(Information Opens)
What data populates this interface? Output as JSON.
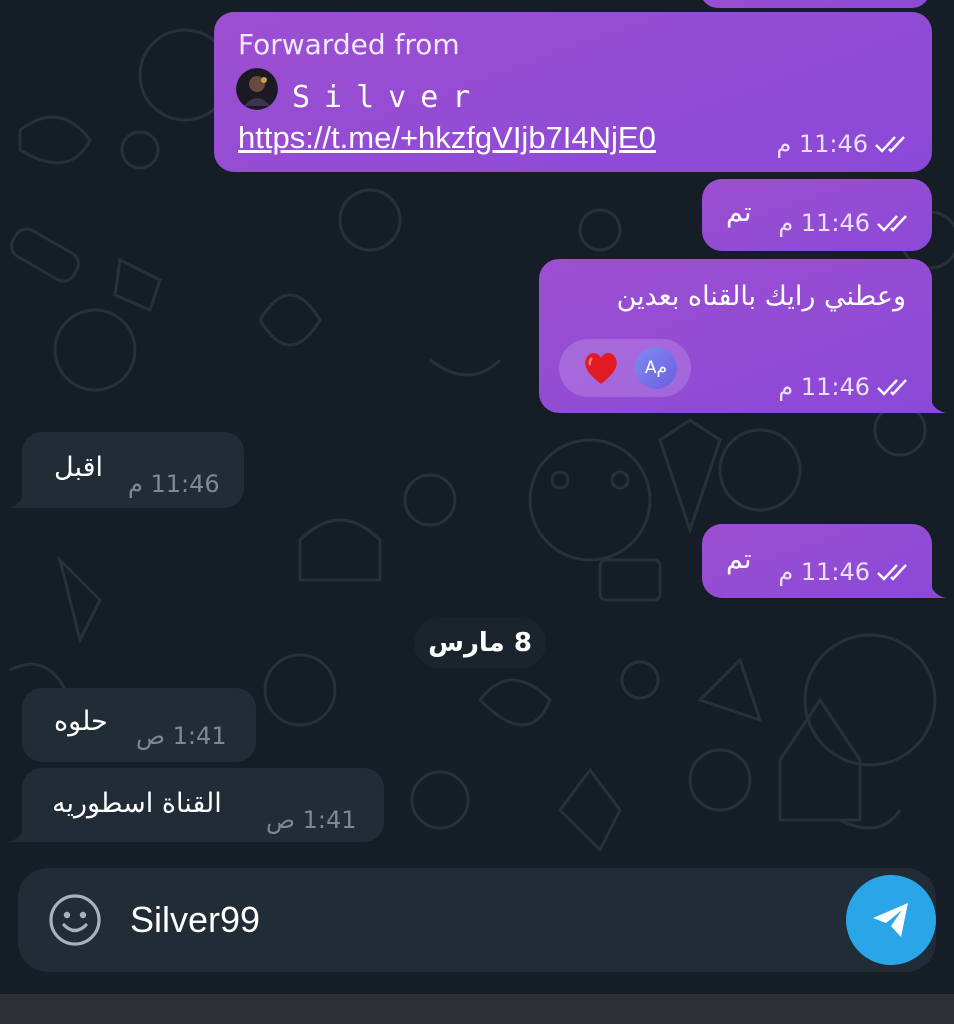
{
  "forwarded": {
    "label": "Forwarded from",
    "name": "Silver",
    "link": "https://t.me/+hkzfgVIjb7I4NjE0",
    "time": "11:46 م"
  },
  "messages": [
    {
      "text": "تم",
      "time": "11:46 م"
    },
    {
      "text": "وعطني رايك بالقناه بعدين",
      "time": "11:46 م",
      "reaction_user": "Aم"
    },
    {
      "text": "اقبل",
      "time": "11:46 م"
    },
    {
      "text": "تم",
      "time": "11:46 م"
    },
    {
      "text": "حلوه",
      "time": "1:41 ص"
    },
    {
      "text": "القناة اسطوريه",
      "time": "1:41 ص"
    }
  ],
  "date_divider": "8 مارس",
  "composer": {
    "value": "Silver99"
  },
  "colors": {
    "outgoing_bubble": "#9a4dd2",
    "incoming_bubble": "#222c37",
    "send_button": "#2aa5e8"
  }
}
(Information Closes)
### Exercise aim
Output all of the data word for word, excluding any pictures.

### Task solution
What data populates this interface? Output as JSON.
{
  "forwarded": {
    "label": "Forwarded from",
    "name": "Silver",
    "link": "https://t.me/+hkzfgVIjb7I4NjE0",
    "time": "11:46 م"
  },
  "messages": [
    {
      "text": "تم",
      "time": "11:46 م"
    },
    {
      "text": "وعطني رايك بالقناه بعدين",
      "time": "11:46 م",
      "reaction_user": "Aم"
    },
    {
      "text": "اقبل",
      "time": "11:46 م"
    },
    {
      "text": "تم",
      "time": "11:46 م"
    },
    {
      "text": "حلوه",
      "time": "1:41 ص"
    },
    {
      "text": "القناة اسطوريه",
      "time": "1:41 ص"
    }
  ],
  "date_divider": "8 مارس",
  "composer": {
    "value": "Silver99"
  },
  "colors": {
    "outgoing_bubble": "#9a4dd2",
    "incoming_bubble": "#222c37",
    "send_button": "#2aa5e8"
  }
}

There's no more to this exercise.